Let me ask you: How comfortable are you with God’s promises of blessing without knowing the details of what new things are in front of you? What do you anticipate is in the near future for Lyonsville? What do you think you as a congregation will experience in the next 24 months? Between now and June of 2018 what will be the spiritual terrain, the activities of ministry, the work of remaining a congregation?
I started this prayer bowl at the November congregational meeting to collect prayers for the congregation. The gold papers represent hopes – anticipations – joys The pink papers represent fears – anxieties – concerns. Today we add a new color: green. These are prayers for what is coming up, things that have not yet happened but which we can anticipate happening. These are prayers for change, transition, transformation, prayers related to doing things that this congregation has never done before – or has not done for a very long time.
An obvious example: there will be a Search Team called, they will have paperwork to fill out to begin the search process, then they will receive ministerial profiles from interested pastors, and top candidates will be identified, followed by interviews, then in-person meetings, leading to a candidating Sunday when a potential pastor is presented to the congregation for a vote. That might be one thing coming up or it might be six things. But there are other events that are coming up in this time of congregational transition for which we should be praying.
That’s what the green papers represent: things that have not yet happened but which you can see coming across the horizon.

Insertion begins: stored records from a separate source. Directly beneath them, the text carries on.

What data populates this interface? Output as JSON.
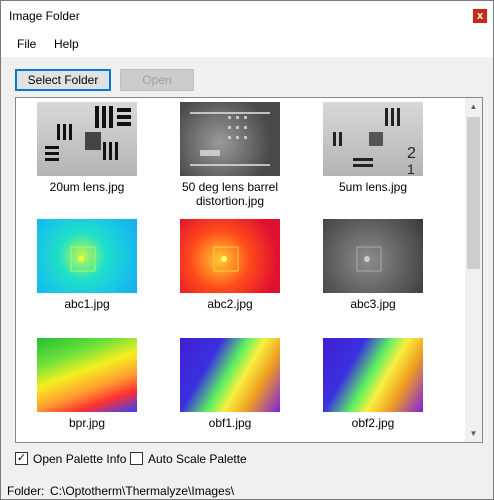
{
  "window": {
    "title": "Image Folder",
    "close_glyph": "x"
  },
  "menu": [
    "File",
    "Help"
  ],
  "buttons": {
    "select_folder": "Select Folder",
    "open": "Open"
  },
  "images": [
    {
      "caption": "20um lens.jpg"
    },
    {
      "caption": "50 deg lens barrel distortion.jpg"
    },
    {
      "caption": "5um lens.jpg"
    },
    {
      "caption": "abc1.jpg"
    },
    {
      "caption": "abc2.jpg"
    },
    {
      "caption": "abc3.jpg"
    },
    {
      "caption": "bpr.jpg"
    },
    {
      "caption": "obf1.jpg"
    },
    {
      "caption": "obf2.jpg"
    }
  ],
  "checkboxes": {
    "open_palette_info": {
      "label": "Open Palette Info",
      "checked": true
    },
    "auto_scale_palette": {
      "label": "Auto Scale Palette",
      "checked": false
    }
  },
  "status": {
    "label": "Folder:",
    "path": "C:\\Optotherm\\Thermalyze\\Images\\"
  }
}
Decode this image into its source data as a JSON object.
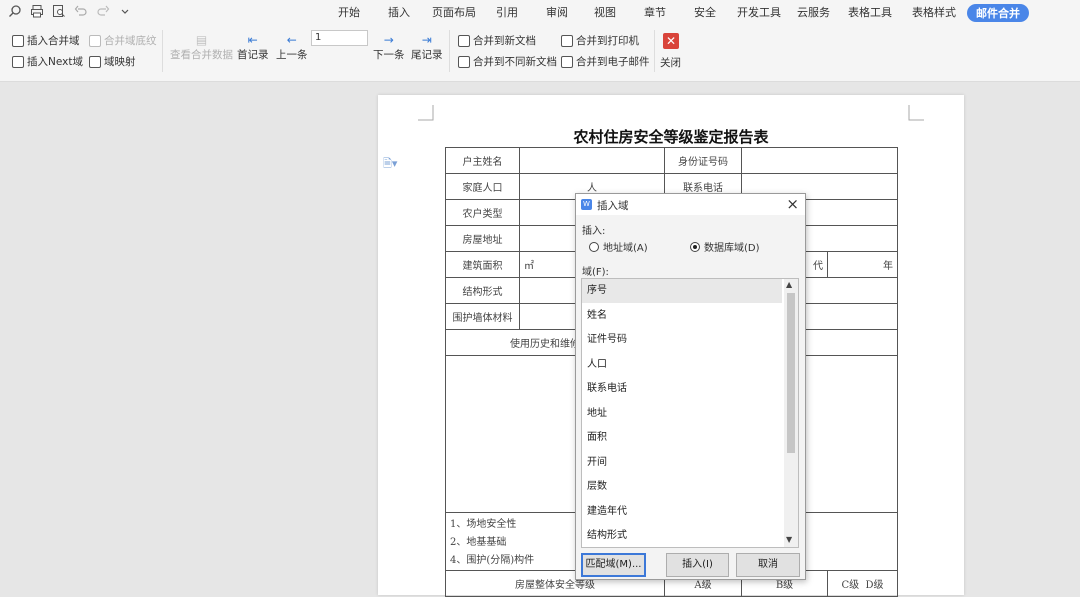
{
  "menu_tabs": [
    "开始",
    "插入",
    "页面布局",
    "引用",
    "审阅",
    "视图",
    "章节",
    "安全",
    "开发工具",
    "云服务",
    "表格工具",
    "表格样式"
  ],
  "active_tab": "邮件合并",
  "toolbar": {
    "insert_merge_field": "插入合并域",
    "merge_field_shading": "合并域底纹",
    "insert_next_field": "插入Next域",
    "field_mapping": "域映射",
    "view_merge_data": "查看合并数据",
    "first_record": "首记录",
    "prev_record": "上一条",
    "record_number": "1",
    "next_record": "下一条",
    "last_record": "尾记录",
    "merge_new_doc": "合并到新文档",
    "merge_diff_docs": "合并到不同新文档",
    "merge_printer": "合并到打印机",
    "merge_email": "合并到电子邮件",
    "close": "关闭"
  },
  "document": {
    "title": "农村住房安全等级鉴定报告表",
    "row_owner": "户主姓名",
    "row_id": "身份证号码",
    "row_family": "家庭人口",
    "row_family_unit": "人",
    "row_phone": "联系电话",
    "row_type": "农户类型",
    "row_address": "房屋地址",
    "row_area": "建筑面积",
    "row_area_unit": "㎡",
    "row_year_frag": "代",
    "row_year_unit": "年",
    "row_structure": "结构形式",
    "row_wall": "围护墙体材料",
    "row_history": "使用历史和维修情况",
    "item1": "1、场地安全性",
    "item2": "2、地基基础",
    "item4": "4、围护(分隔)构件",
    "row_overall": "房屋整体安全等级",
    "grade_a": "A级",
    "grade_b": "B级",
    "grade_c": "C级",
    "grade_d": "D级"
  },
  "dialog": {
    "title": "插入域",
    "insert_label": "插入:",
    "radio_address": "地址域(A)",
    "radio_database": "数据库域(D)",
    "selected_radio": "数据库域(D)",
    "fields_label": "域(F):",
    "fields": [
      "序号",
      "姓名",
      "证件号码",
      "人口",
      "联系电话",
      "地址",
      "面积",
      "开间",
      "层数",
      "建造年代",
      "结构形式"
    ],
    "selected_field": "序号",
    "btn_match": "匹配域(M)...",
    "btn_insert": "插入(I)",
    "btn_cancel": "取消"
  }
}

To help you keep track of these prayers and the colors that represent them, I wrote this out on a slip of paper for you. What we’re focusing on right now are the green prayers. Now, it may be that green prayer (a prayer for something coming up) could also be a yellow prayer (a joy, a hope, something hopeful) or possibly a pink prayer (something fearful, anxious, a concern). Maybe you want to put the same prayer on two slips of paper of different colors. But I encourage you to try to keep them separate.
After written prayers have been collected
God of Abram and Sara and many other pilgrims of faith:
we come to you this morning thankful for the people who have shared our journey of faithfulness.
Today we are marking the importance of fathers and father-like men in our lives. We reflect on how males have influenced our growing, the development of our character, the shaping of our values. As we grow in wisdom, we ask that we grow in grace to forgive those men for how they failed us, but to also admit that even in their failures we matured to become who we are now.
Each one of us has been called to be part of Lyonsville at this time of discernment, this time of setting a new course, this time of being the church. We draw on all previous life experiences, and we rely on the freshness of your holy spirit to guide us to a pathway of service in your name.
In this bowl are collected many months of prayers – prayers of concern, prayers of joy, prayers related to what has been and prayers related to what may yet be. With all these prayers we trust the future of this congregation to your care, and we ask for clarity about the future directions of ministry, work, and care for Lyonsville.
As you continue to receive our prayers, we ask that we may learn new ways to understand how you communicate to us. This is part of our prayer this morning.
Now God of Abram and Sara and many other pilgrims of faith,
we gather more prayers as we enter our time of sharing joys and concerns.